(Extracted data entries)

^^^^

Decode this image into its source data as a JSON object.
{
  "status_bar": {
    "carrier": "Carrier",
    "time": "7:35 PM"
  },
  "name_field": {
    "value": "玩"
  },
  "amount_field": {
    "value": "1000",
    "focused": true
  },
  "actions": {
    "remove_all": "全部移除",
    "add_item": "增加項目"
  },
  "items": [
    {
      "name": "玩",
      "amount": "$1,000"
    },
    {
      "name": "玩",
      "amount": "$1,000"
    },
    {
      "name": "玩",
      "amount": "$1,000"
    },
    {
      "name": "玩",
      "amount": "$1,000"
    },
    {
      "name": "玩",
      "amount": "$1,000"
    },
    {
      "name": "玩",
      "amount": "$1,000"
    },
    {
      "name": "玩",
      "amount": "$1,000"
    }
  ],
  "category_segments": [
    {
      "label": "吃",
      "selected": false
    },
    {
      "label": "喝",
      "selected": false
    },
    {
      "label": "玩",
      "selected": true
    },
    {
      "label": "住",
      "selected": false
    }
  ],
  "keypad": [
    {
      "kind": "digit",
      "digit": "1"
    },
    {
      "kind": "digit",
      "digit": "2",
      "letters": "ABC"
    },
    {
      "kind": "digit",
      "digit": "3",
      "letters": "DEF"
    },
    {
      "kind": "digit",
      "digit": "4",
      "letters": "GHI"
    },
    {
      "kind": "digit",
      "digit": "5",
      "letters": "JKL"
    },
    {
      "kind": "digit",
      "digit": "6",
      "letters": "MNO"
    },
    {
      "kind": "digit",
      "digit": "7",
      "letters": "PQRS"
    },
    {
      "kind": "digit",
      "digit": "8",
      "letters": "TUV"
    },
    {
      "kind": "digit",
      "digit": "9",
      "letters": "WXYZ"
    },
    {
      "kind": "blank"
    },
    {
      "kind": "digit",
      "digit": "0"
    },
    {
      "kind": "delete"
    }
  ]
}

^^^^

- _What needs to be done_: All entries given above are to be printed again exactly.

- _Expected answer_:
Decode this image into its source data as a JSON object.
{
  "status_bar": {
    "carrier": "Carrier",
    "time": "7:35 PM"
  },
  "name_field": {
    "value": "玩"
  },
  "amount_field": {
    "value": "1000",
    "focused": true
  },
  "actions": {
    "remove_all": "全部移除",
    "add_item": "增加項目"
  },
  "items": [
    {
      "name": "玩",
      "amount": "$1,000"
    },
    {
      "name": "玩",
      "amount": "$1,000"
    },
    {
      "name": "玩",
      "amount": "$1,000"
    },
    {
      "name": "玩",
      "amount": "$1,000"
    },
    {
      "name": "玩",
      "amount": "$1,000"
    },
    {
      "name": "玩",
      "amount": "$1,000"
    },
    {
      "name": "玩",
      "amount": "$1,000"
    }
  ],
  "category_segments": [
    {
      "label": "吃",
      "selected": false
    },
    {
      "label": "喝",
      "selected": false
    },
    {
      "label": "玩",
      "selected": true
    },
    {
      "label": "住",
      "selected": false
    }
  ],
  "keypad": [
    {
      "kind": "digit",
      "digit": "1"
    },
    {
      "kind": "digit",
      "digit": "2",
      "letters": "ABC"
    },
    {
      "kind": "digit",
      "digit": "3",
      "letters": "DEF"
    },
    {
      "kind": "digit",
      "digit": "4",
      "letters": "GHI"
    },
    {
      "kind": "digit",
      "digit": "5",
      "letters": "JKL"
    },
    {
      "kind": "digit",
      "digit": "6",
      "letters": "MNO"
    },
    {
      "kind": "digit",
      "digit": "7",
      "letters": "PQRS"
    },
    {
      "kind": "digit",
      "digit": "8",
      "letters": "TUV"
    },
    {
      "kind": "digit",
      "digit": "9",
      "letters": "WXYZ"
    },
    {
      "kind": "blank"
    },
    {
      "kind": "digit",
      "digit": "0"
    },
    {
      "kind": "delete"
    }
  ]
}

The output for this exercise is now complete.